But even if these community-based approaches worked exactly as intended, and fishers banded together to slow the depletion of the fisheries through local action, they are contending with a much larger destructive force, over which they have almost no control: global climate change. The warming water temperatures, dying coral and rising ocean levels are part of a catastrophe that artisanal fishers do not have the reach to combat.
“A lot of the responsibility for conservation … is being placed on poor tropical countries, but it’s the high-income countries in the north that have long been responsible for the growth that is impacting climate — while extracting food and other resources from the Global South,” Obura said.
Studies show that the world’s heavily industrialized countries have contributed more than 90% of the excess greenhouse gas emissions driving the climate crisis. At the recent annual U.N. climate summit, COP28 in Dubai, representatives agreed that massive cuts must be made to the use of fossil fuels, alongside major investments in renewable energy. But such costly changes are hard to accomplish for poorer nations in the Global South. Representatives from the U.N. Economic Commission for Africa, like many others from developing nations on the front lines of climate change, called for “differentiated responsibility” when it comes to stemming the tide, arguing that the nations that created the problem should do more to fix it, while developing countries should have less onerous commitments as they seek to grow their economies.
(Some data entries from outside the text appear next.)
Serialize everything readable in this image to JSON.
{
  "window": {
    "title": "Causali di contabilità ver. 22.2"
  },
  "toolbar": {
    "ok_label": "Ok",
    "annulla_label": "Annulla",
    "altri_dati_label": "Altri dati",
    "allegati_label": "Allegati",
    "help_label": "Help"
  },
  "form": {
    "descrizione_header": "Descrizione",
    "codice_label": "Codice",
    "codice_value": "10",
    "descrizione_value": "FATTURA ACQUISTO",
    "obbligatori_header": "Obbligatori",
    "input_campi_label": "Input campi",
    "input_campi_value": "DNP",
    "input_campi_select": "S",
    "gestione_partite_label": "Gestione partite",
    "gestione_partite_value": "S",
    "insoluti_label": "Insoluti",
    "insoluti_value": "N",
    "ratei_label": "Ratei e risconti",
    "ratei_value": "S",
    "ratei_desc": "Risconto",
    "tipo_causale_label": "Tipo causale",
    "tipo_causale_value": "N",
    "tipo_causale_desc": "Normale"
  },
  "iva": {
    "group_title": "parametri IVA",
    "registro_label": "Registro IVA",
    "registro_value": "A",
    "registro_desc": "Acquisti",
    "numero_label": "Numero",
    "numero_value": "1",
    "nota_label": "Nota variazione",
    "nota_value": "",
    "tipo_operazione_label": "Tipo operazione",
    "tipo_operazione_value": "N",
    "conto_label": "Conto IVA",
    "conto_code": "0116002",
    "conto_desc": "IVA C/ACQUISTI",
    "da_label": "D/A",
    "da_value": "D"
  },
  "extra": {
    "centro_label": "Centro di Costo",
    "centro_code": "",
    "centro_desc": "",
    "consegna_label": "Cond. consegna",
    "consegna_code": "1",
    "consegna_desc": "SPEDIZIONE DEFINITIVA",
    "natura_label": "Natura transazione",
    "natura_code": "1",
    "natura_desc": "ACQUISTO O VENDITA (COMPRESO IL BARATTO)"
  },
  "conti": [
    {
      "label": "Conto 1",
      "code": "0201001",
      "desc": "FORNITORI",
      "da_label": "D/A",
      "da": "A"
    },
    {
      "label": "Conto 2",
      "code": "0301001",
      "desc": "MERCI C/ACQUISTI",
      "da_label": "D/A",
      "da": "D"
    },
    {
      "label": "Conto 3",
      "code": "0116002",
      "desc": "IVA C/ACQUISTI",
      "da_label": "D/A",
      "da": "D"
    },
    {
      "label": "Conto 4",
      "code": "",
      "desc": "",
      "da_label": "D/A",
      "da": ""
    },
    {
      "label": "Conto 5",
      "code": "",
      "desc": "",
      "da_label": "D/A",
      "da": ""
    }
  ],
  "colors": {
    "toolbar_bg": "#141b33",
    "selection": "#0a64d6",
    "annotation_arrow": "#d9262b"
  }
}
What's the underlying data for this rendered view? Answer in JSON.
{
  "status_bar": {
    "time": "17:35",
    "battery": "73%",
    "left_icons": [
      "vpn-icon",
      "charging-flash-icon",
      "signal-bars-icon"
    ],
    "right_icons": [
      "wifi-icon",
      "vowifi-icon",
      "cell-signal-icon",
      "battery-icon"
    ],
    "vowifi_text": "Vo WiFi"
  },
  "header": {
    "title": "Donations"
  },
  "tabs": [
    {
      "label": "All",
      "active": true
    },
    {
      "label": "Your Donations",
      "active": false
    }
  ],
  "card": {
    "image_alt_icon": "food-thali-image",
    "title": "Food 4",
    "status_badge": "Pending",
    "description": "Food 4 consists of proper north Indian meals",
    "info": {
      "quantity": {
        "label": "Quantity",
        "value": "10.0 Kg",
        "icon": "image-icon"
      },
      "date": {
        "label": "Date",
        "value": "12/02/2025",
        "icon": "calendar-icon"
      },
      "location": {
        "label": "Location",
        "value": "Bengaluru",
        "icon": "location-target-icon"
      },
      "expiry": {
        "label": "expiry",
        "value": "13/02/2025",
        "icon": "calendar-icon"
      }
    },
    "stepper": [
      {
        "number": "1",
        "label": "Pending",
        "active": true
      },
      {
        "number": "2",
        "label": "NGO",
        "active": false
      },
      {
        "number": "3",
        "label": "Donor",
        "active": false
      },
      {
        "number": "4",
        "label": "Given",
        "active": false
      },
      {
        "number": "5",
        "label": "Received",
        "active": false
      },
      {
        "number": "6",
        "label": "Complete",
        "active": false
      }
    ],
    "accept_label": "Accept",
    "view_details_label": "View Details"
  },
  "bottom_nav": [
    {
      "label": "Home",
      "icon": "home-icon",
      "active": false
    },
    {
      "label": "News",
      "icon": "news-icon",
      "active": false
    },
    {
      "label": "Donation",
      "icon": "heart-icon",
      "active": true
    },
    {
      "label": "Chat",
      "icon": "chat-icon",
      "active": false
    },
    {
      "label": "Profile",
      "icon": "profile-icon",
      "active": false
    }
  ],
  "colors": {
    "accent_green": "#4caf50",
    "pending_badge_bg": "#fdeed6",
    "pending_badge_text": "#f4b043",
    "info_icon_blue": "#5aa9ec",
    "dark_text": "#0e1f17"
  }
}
The outcomes of the summit were roundly criticized by campaigners from the Global South, but the wrangling of geopolitics can seem light-years away from the daily realities of groups like East African fishers, who face an existential threat to their way of life with little hope for the future, while representatives from rich nations pose for photo-ops.
“Nature does have very strong regenerative powers,” Obura said. “But you have to give it a chance. There’s no way to escape if we don’t deal with the climate threat.”
On my last visit to the beach, in November 2023, I sat with friends in the early evening, drinking thimble-sized cups of black coffee and catching up on news. Not much had changed. The mounting crisis for fishers here doesn’t present itself in one moment of catastrophe, but in the slow degradation of climate and the accretion of challenges that make each day almost imperceptibly more difficult until one finds one’s way of life untenable.
Still, men went on gutting and scaling their catch at the water’s edge, fending off mewling, persistent cats. Up on the sand, another man stuffed dried palm fronds under his dugout canoe, setting them alight to burn the algae from underneath his boat. The flames licked hungrily, briefly upward, before collapsing to ash and smoke. On the silty flat of the low tide, as the sunset threw pink and purple light across the puddles of seawater, a steady line of fishers filed out to waiting boats, carrying buckets of supplies, each with a small bundle of food for the long night ahead.
Walking up the beach toward the road and the comforts of my cheap hotel, I ran into Musa, whom I hadn’t seen since my visit earlier in the year. He was dressed in slacks and a crisp short-sleeved button-up, a far cry from the usual fisher’s uniform. We greeted each other and stood catching up amid the bustle of the beach. He looked well, I remarked, and he laughed — he wasn’t fishing, he said, but had found work driving a dala dala, one of Dar’s ubiquitous city buses. It was regular work with a regular wage, contending with the choking traffic of the city streets instead of the waves. I asked if he planned to keep doing it, or if he’d be back to the beach eventually. He shrugged.
“Work changes,” he said. “But the sea is always there.”